The first factor we identified was that respondents who showed confidence in managing money, such as having control of a budget, received high CQ scores. Of the 41 percent of the survey's respondents that controlled some portion of their organization's expenses, more than half received CQ scores of seven or higher (on a scale from one to ten). This result suggests that financial acuity is a key factor in both the ability to Fit In, and Stand Out. If you are a financial executive or manager, you already have mastered this skill.

Second, quick thinkers who make fast decisions also had high CQ scores. One hypothesis for this result is that any person who makes more decisions in the same amount of time develops a capability and willingness to take risks. As an individual gains experience and confidence, he or she can then make decisions in a fast-paced environment. Plus, if the decision happens to be the wrong one, that individual, because of their ability to adjust, would then be able to make a correction through a subsequent decision.

The third factor we identified was related to communication style: the 51 percent of respondents who reported that they relied on direct and open communication received higher CQ scores than those that employed careful and closed communication. These results are supported by the fact that open communication allows for the free flow of information, which leads to informed decisions and new perspectives. Individuals who have access to the right information also have higher confidence in themselves and the validity of their choices.

The fourth factor we identified was that the highest CQ scores belonged to women born between 1975-1985 (late Generation X, early Generation Y). This result may be explained by the fact that women tend to use open communication more than men and tend to take decisive action more quickly -- in addition to possessing financial acuity. It may also be due to the tendency of this generation to move back home so they know the safety net provided by their parents emboldens their actions. There may be a maturity factor in this age group where some people have enough experience without having outdated technical skills. A combination of these factors leads to courageous actions.

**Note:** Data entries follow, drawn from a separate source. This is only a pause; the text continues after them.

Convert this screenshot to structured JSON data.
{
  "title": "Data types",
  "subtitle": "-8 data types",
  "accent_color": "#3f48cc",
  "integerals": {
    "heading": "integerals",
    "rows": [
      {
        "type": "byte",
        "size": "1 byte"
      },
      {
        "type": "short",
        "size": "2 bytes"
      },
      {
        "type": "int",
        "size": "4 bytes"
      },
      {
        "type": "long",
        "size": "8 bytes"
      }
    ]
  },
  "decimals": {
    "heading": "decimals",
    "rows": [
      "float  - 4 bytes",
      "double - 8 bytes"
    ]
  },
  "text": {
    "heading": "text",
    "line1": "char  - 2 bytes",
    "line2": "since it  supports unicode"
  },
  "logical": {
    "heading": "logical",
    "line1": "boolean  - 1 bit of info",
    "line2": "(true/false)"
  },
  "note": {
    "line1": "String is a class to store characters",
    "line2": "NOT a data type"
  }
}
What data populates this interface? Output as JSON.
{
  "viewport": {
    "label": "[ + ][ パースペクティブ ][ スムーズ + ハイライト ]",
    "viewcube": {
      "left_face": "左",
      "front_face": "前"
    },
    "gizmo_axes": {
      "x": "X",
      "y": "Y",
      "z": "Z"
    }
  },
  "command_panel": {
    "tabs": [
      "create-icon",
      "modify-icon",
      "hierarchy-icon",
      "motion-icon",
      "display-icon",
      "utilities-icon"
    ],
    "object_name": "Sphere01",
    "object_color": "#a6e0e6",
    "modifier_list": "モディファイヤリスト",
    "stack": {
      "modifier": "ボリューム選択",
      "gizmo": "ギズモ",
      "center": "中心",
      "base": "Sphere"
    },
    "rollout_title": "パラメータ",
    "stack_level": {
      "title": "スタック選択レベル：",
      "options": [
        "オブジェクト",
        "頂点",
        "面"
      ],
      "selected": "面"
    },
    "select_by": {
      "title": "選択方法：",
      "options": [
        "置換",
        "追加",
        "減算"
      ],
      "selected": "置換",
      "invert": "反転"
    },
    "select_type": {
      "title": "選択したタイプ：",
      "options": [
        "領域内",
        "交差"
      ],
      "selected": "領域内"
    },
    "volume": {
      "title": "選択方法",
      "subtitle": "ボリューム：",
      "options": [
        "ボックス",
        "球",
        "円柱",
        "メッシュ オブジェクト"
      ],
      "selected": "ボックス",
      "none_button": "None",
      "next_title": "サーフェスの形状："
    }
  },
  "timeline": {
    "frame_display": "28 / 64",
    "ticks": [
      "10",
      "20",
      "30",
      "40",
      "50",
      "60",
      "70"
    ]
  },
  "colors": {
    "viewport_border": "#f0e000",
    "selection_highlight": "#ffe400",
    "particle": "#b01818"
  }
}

We are about to expand the assessment population to a group of Chinese leaders based in Shanghai. Do you think there will be different results? If so, email me what you think we might discover and, where possible, we will test your hypotheses.